▶ **Work instructions**
Across the records that follow, give the number of lines containing the word "manually" and nothing else.

▶ **Source data**
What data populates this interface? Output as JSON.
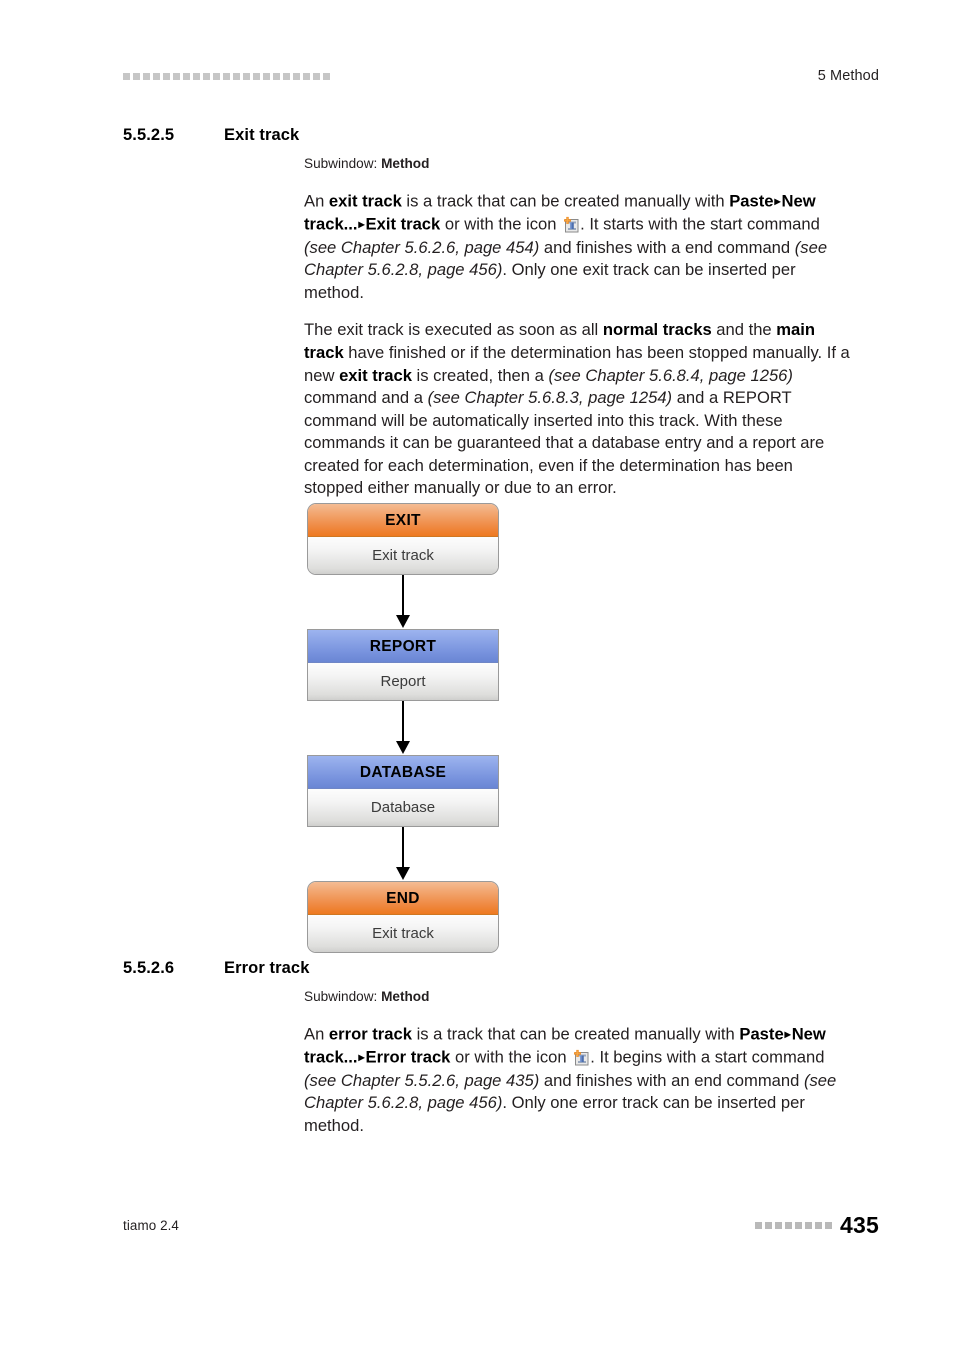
{
  "header": {
    "marker_count": 21,
    "chapter_title": "5 Method"
  },
  "footer": {
    "product": "tiamo 2.4",
    "marker_count": 8,
    "page_number": "435"
  },
  "sections": [
    {
      "number": "5.5.2.5",
      "title": "Exit track",
      "subwindow_label": "Subwindow:",
      "subwindow_value": "Method"
    },
    {
      "number": "5.5.2.6",
      "title": "Error track",
      "subwindow_label": "Subwindow:",
      "subwindow_value": "Method"
    }
  ],
  "exit_track": {
    "paragraph1": {
      "t1": "An ",
      "b1": "exit track",
      "t2": " is a track that can be created manually with ",
      "b2": "Paste",
      "sep1": "▸",
      "b3": "New track...",
      "sep2": "▸",
      "b4": "Exit track",
      "t3": " or with the icon ",
      "t4": ". It starts with the start command ",
      "i1": "(see Chapter 5.6.2.6, page 454)",
      "t5": " and finishes with a end command ",
      "i2": "(see Chapter 5.6.2.8, page 456)",
      "t6": ". Only one exit track can be inserted per method."
    },
    "paragraph2": {
      "t1": "The exit track is executed as soon as all ",
      "b1": "normal tracks",
      "t2": " and the ",
      "b2": "main track",
      "t3": " have finished or if the determination has been stopped manually. If a new ",
      "b3": "exit track",
      "t4": " is created, then a ",
      "i1": "(see Chapter 5.6.8.4, page 1256)",
      "t5": " command and a ",
      "i2": "(see Chapter 5.6.8.3, page 1254)",
      "t6": " and a REPORT command will be automatically inserted into this track. With these commands it can be guaranteed that a database entry and a report are created for each determination, even if the determination has been stopped either manually or due to an error."
    }
  },
  "error_track": {
    "paragraph1": {
      "t1": "An ",
      "b1": "error track",
      "t2": " is a track that can be created manually with ",
      "b2": "Paste",
      "sep1": "▸",
      "b3": "New track...",
      "sep2": "▸",
      "b4": "Error track",
      "t3": " or with the icon ",
      "t4": ". It begins with a start command ",
      "i1": "(see Chapter 5.5.2.6, page 435)",
      "t5": " and finishes with an end command ",
      "i2": "(see Chapter 5.6.2.8, page 456)",
      "t6": ". Only one error track can be inserted per method."
    }
  },
  "diagram": {
    "nodes": [
      {
        "header": "EXIT",
        "body": "Exit track",
        "header_color": "#ee7920",
        "shape": "round"
      },
      {
        "header": "REPORT",
        "body": "Report",
        "header_color": "#7590dc",
        "shape": "square"
      },
      {
        "header": "DATABASE",
        "body": "Database",
        "header_color": "#7590dc",
        "shape": "square"
      },
      {
        "header": "END",
        "body": "Exit track",
        "header_color": "#ee7920",
        "shape": "round"
      }
    ]
  },
  "icons": {
    "new_track_icon": "new-track-icon"
  }
}
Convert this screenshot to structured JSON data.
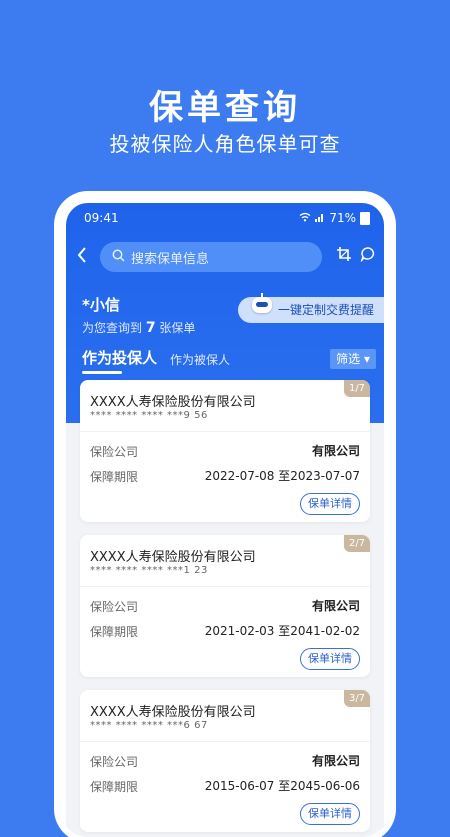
{
  "promo": {
    "title": "保单查询",
    "subtitle": "投被保险人角色保单可查"
  },
  "status_bar": {
    "time": "09:41",
    "battery": "71%"
  },
  "search": {
    "placeholder": "搜索保单信息"
  },
  "user": {
    "name": "*小信",
    "count_prefix": "为您查询到",
    "count": "7",
    "count_suffix": "张保单"
  },
  "reminder": {
    "label": "一键定制交费提醒"
  },
  "tabs": {
    "active": "作为投保人",
    "other": "作为被保人",
    "filter": "筛选"
  },
  "colors": {
    "brand_blue": "#3d7cf0",
    "header_blue": "#1e63ea",
    "badge": "#c9b79f"
  },
  "policies": [
    {
      "company": "XXXX人寿保险股份有限公司",
      "policy_no": "**** **** **** ***9 56",
      "badge": "1/7",
      "insurer_label": "保险公司",
      "insurer_value": "有限公司",
      "period_label": "保障期限",
      "period_value": "2022-07-08 至2023-07-07",
      "detail_button": "保单详情"
    },
    {
      "company": "XXXX人寿保险股份有限公司",
      "policy_no": "**** **** **** ***1 23",
      "badge": "2/7",
      "insurer_label": "保险公司",
      "insurer_value": "有限公司",
      "period_label": "保障期限",
      "period_value": "2021-02-03 至2041-02-02",
      "detail_button": "保单详情"
    },
    {
      "company": "XXXX人寿保险股份有限公司",
      "policy_no": "**** **** **** ***6 67",
      "badge": "3/7",
      "insurer_label": "保险公司",
      "insurer_value": "有限公司",
      "period_label": "保障期限",
      "period_value": "2015-06-07 至2045-06-06",
      "detail_button": "保单详情"
    }
  ]
}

▶ **Your response**
4